The 10 elements of our behavioural model of employee engagement
1. Pay and benefits
While pay and perks aren’t the be-all and end-all of employee engagement, they are objectively the main reason for most employees to seek work. As such this is a key foundation for engagement to grow from.
Beyond the obvious things like health and safety, ergonomic equipment, and basic facilities, effective workplace planning can make a surprising amount of difference in our ability to engage effectively. Yes, even table tennis tables can have their place (sometimes).
Research by Gartner says if your people aren’t feeling right then it can be close to impossible for them to be engaged at work. There are multiple facets to wellbeing: physical, mental, social, financial, and digital.
4. Management and leadership
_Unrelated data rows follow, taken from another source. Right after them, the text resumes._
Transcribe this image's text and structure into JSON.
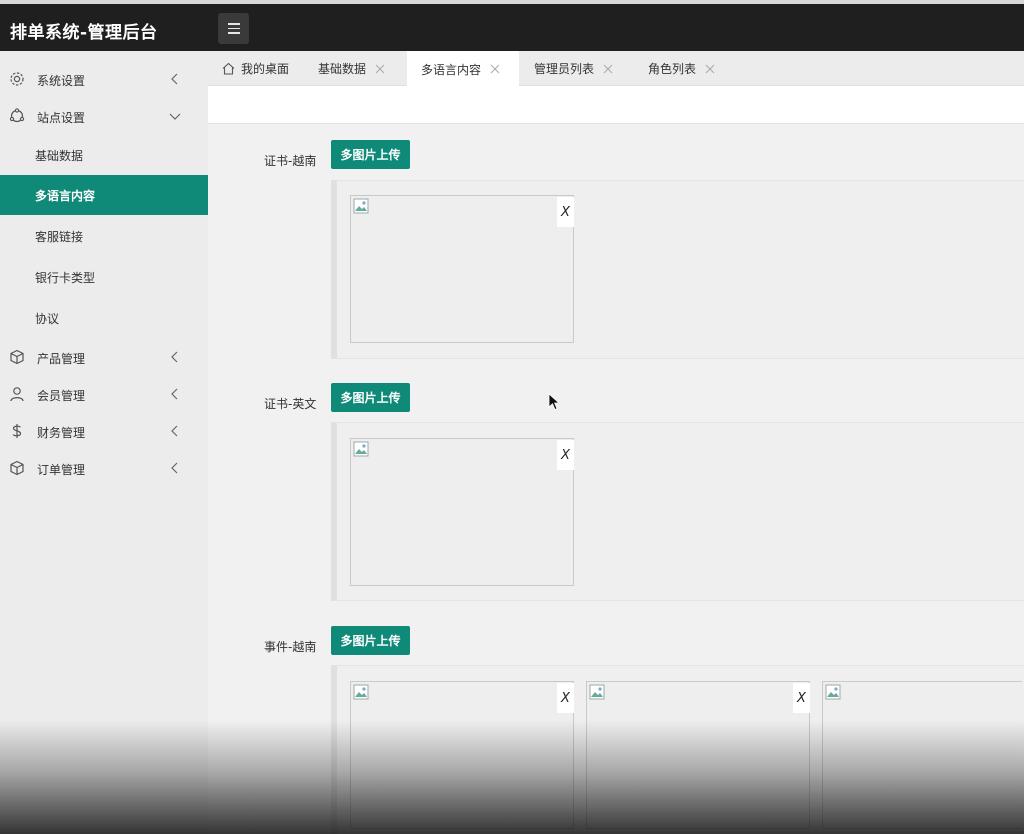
{
  "app": {
    "title": "排单系统-管理后台"
  },
  "sidebar": {
    "items": [
      {
        "label": "系统设置",
        "icon": "gear-icon"
      },
      {
        "label": "站点设置",
        "icon": "shapes-icon"
      },
      {
        "label": "产品管理",
        "icon": "cube-icon"
      },
      {
        "label": "会员管理",
        "icon": "user-icon"
      },
      {
        "label": "财务管理",
        "icon": "dollar-icon"
      },
      {
        "label": "订单管理",
        "icon": "cube-icon"
      }
    ],
    "sub_items": [
      {
        "label": "基础数据"
      },
      {
        "label": "多语言内容",
        "active": true
      },
      {
        "label": "客服链接"
      },
      {
        "label": "银行卡类型"
      },
      {
        "label": "协议"
      }
    ]
  },
  "tabs": [
    {
      "label": "我的桌面"
    },
    {
      "label": "基础数据"
    },
    {
      "label": "多语言内容",
      "active": true
    },
    {
      "label": "管理员列表"
    },
    {
      "label": "角色列表"
    }
  ],
  "sections": [
    {
      "label": "证书-越南",
      "button": "多图片上传",
      "images": [
        {
          "delete_label": "X"
        }
      ]
    },
    {
      "label": "证书-英文",
      "button": "多图片上传",
      "images": [
        {
          "delete_label": "X"
        }
      ]
    },
    {
      "label": "事件-越南",
      "button": "多图片上传",
      "images": [
        {
          "delete_label": "X"
        },
        {
          "delete_label": "X"
        },
        {
          "delete_label": ""
        }
      ]
    }
  ],
  "colors": {
    "accent": "#0f8a78",
    "topbar": "#1f1f1f",
    "sidebar": "#ececec"
  }
}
You know the adage people don’t leave bad companies, they leave bad managers? Well, there is a good amount of truth in that and research by Gartner shows that managers have a huge impact on the engagement of their people. To some extent, leadership is what a company says it will do, while management is what it does do. A lack of connection between these two things must be avoided to model great employee engagement.
In the main, humans are social creatures. So, it should be of no surprise that socialisation at work plays a huge role in how engaged employees are.
Arguably the most important focus for most businesses looking to build an engagement-driven organisation is building a culture of open and honest feedback. Closely linked to employee trust, frequent communication throughout a business is essential for great engagement to grow. But what can you do to help managers communicate better with their people? Give them the right tools.
7. Recognition underpins a model employee engagement strategy
Recognition or kudos helps employees see that they are valued, and that their contributions don’t just add to the success of the team but the overall organisation. This is particularly important for growing organisations who want to model best practice employee engagement.
Recognition builds a sense of security and belonging. People feel heard, seen, and valued. Yet most companies cripple their recognition programmes with complex structures, workflows and approval processes that hamper people’s ability to just say ‘thank you.’
We all want to be seen to be doing a good job right? When we feel we have done a great job, but nobody has noticed it, we quickly lose the motivation to try as hard next time. A lack of employee visibility is an engagement killer.
9. Growth and development
Most employees want to develop new skills at work. Learning is a personal investment – it should be owned by individuals, giving them the freedom and resources to learn on their terms. But for a truly engaged workforce, your people and their managers need to take ownership for personal and professional development.
10. Autonomy and purpose
Again, looking at theories of human motivation, both the power to oversee our work and an understanding of where we’re trying to get to are vital. Giving your people the space to create and complete their work while still providing them with a North Star to follow is crucial to developing long-lasting engagement.
This excerpt is from our latest best practice guide: Employee Engagement in a Remote Working World. Download your copy using the form below.